Task to carry out: Within this material, find every line where the string "data" appears, and copy it out.

=== Begin Enclosure ===

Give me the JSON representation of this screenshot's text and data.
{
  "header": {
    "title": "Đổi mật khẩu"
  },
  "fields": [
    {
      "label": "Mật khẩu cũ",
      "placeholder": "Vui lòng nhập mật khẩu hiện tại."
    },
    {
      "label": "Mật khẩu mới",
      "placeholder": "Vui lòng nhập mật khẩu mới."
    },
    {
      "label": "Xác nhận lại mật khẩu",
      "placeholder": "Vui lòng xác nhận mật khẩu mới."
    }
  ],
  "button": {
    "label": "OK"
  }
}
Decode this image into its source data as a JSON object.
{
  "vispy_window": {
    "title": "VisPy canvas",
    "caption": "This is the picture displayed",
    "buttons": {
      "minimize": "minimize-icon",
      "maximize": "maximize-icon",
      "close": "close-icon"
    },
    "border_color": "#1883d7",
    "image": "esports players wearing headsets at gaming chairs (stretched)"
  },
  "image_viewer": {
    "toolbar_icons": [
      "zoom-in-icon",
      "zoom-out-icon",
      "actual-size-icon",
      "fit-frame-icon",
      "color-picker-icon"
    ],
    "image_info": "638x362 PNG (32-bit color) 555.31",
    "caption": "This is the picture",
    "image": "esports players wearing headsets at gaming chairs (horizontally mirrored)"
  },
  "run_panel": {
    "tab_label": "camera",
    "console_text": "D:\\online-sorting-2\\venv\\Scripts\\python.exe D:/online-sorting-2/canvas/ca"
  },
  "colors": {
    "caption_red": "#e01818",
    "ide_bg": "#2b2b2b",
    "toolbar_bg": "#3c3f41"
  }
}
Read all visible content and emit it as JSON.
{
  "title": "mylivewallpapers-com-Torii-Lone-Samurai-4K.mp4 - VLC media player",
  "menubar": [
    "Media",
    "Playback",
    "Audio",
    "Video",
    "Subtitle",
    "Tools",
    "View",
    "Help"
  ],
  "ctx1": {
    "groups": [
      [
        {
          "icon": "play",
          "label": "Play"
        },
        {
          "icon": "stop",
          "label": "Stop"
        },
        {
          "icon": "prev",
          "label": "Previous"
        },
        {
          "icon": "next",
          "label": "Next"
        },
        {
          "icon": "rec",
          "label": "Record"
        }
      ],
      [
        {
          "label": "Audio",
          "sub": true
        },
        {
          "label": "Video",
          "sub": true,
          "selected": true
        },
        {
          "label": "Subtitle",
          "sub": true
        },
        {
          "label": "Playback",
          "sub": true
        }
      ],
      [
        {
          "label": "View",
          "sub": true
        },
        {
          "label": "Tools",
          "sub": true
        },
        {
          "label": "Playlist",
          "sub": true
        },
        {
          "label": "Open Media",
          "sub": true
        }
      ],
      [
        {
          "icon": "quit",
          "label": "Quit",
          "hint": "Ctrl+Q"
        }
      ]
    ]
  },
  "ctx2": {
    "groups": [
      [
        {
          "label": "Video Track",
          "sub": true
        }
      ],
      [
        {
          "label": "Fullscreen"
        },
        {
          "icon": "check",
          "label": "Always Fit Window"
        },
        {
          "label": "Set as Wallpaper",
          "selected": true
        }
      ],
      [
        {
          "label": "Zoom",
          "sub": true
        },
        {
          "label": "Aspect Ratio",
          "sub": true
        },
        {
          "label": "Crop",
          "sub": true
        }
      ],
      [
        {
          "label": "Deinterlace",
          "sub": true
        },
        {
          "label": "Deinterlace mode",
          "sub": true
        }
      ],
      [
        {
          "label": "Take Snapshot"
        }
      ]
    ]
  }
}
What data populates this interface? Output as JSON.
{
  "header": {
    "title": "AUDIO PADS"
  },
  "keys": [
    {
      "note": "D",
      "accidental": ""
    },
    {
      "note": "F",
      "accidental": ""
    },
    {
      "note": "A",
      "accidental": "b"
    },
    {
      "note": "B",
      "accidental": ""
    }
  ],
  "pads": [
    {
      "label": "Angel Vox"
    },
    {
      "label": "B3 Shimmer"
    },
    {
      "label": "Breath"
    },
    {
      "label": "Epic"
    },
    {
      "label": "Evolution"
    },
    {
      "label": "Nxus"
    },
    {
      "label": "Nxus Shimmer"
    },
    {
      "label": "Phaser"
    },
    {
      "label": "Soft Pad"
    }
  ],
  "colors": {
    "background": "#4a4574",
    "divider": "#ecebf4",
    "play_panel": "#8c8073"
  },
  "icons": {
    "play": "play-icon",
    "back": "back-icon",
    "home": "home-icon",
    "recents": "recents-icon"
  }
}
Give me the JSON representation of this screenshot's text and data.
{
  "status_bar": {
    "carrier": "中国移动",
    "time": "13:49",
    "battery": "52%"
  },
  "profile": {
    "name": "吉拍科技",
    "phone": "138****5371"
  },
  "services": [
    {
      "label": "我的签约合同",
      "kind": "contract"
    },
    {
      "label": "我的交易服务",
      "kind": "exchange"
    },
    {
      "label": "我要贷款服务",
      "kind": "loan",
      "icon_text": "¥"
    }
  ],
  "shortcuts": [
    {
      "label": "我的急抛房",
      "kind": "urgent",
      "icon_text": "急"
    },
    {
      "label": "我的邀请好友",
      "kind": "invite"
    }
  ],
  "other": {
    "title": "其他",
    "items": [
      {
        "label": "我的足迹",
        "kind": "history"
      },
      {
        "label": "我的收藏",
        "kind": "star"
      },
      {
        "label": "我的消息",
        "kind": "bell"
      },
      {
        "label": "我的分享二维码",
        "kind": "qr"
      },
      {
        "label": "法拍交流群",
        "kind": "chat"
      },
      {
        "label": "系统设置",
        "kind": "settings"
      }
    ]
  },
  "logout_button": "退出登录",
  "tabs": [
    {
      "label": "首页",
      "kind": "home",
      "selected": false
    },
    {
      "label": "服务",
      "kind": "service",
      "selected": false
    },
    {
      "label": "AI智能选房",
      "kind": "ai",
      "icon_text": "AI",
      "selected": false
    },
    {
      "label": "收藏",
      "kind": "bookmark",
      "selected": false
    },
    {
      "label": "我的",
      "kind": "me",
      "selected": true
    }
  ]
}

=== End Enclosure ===

Exercise response:
Give me the JSON representation of this screenshot's text and data.
Decode this image into its source data as a JSON object.
What data populates this interface? Output as JSON.
Give me the JSON representation of this screenshot's text and data.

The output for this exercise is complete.